Work to be completed.
Below are records. Count every line containing the word "Desktop" and give the number alone.

··· Input for this task

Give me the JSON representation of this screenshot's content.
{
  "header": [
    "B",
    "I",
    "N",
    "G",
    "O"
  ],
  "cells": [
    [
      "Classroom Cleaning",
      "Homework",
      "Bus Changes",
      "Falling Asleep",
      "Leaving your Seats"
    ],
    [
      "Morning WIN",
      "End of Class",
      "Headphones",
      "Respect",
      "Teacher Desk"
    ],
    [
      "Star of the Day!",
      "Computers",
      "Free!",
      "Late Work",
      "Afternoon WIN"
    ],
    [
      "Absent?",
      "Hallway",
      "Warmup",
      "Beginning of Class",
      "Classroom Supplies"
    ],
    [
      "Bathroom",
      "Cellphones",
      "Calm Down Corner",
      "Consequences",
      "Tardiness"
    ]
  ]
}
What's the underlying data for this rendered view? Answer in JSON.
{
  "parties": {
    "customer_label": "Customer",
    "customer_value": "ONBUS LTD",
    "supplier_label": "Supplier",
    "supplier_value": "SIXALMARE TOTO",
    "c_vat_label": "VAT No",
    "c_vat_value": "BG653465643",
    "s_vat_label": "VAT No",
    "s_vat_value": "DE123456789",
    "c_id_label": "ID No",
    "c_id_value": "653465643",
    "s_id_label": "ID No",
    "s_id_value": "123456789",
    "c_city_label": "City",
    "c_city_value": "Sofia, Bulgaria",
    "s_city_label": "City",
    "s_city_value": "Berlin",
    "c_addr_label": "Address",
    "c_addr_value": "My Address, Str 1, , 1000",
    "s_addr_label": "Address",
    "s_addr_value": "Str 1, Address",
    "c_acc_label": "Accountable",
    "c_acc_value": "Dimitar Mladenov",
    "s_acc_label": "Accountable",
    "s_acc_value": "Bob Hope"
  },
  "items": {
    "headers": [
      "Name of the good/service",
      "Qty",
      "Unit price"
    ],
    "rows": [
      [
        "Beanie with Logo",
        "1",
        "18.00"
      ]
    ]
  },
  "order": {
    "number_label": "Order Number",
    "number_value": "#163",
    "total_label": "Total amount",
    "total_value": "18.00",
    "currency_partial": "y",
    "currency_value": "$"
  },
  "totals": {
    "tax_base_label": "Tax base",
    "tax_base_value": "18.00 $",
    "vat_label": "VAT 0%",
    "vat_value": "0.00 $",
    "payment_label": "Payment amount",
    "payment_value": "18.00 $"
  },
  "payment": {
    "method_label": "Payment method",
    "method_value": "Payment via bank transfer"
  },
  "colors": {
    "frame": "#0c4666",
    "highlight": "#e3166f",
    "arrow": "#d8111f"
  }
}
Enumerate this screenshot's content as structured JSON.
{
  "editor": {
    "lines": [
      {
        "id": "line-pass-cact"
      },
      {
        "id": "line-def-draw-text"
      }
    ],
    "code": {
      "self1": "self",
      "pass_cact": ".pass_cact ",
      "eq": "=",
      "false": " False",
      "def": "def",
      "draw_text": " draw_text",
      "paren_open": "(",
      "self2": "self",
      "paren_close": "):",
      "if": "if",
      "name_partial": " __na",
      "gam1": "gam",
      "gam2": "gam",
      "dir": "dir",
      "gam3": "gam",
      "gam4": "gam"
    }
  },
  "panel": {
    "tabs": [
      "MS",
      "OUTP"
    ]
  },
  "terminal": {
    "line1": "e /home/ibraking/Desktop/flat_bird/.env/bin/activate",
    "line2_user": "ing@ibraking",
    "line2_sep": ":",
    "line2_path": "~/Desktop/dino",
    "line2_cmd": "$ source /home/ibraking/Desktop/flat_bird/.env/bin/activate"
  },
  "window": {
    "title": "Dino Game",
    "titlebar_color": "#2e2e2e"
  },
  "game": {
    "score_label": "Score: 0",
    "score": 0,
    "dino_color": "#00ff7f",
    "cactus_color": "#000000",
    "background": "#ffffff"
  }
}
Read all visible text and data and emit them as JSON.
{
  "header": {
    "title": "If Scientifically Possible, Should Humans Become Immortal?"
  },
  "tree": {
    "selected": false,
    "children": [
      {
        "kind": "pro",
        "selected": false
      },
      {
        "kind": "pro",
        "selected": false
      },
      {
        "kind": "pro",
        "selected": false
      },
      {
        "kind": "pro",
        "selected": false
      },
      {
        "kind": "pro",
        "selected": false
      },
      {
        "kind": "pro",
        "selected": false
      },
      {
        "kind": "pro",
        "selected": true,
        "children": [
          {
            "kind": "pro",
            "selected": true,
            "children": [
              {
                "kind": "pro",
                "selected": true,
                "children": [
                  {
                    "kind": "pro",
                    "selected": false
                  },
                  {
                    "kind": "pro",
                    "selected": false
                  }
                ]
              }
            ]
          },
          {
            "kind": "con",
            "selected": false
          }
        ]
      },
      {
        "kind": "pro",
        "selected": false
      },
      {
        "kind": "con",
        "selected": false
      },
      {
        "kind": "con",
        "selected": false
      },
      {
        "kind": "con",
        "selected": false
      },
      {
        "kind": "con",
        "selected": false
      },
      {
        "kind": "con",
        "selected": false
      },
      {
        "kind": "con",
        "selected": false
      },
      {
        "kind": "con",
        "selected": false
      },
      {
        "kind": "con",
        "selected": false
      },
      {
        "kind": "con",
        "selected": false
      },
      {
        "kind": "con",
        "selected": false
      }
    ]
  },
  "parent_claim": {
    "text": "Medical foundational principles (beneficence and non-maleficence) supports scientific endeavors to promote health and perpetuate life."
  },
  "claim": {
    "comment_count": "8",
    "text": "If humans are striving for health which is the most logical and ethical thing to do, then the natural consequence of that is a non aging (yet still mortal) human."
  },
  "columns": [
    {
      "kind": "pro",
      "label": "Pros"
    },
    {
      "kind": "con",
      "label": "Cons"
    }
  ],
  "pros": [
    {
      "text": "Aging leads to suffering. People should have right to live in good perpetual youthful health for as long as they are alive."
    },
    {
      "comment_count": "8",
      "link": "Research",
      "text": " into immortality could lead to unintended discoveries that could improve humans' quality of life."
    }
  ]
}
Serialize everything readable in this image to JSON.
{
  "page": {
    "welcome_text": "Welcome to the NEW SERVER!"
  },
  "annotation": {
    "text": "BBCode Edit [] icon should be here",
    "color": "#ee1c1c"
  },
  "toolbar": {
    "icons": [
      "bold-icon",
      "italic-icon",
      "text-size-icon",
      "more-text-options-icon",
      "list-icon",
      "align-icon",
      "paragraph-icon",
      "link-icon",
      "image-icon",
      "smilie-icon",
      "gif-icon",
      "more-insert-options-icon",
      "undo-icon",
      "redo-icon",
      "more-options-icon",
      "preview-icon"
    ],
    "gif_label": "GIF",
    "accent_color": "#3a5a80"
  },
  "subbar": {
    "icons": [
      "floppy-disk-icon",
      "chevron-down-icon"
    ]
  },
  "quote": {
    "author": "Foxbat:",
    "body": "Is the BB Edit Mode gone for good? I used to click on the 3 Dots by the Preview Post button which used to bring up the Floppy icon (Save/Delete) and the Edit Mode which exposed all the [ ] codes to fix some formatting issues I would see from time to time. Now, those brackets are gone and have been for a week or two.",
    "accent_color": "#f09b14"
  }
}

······

Reply to the task.
3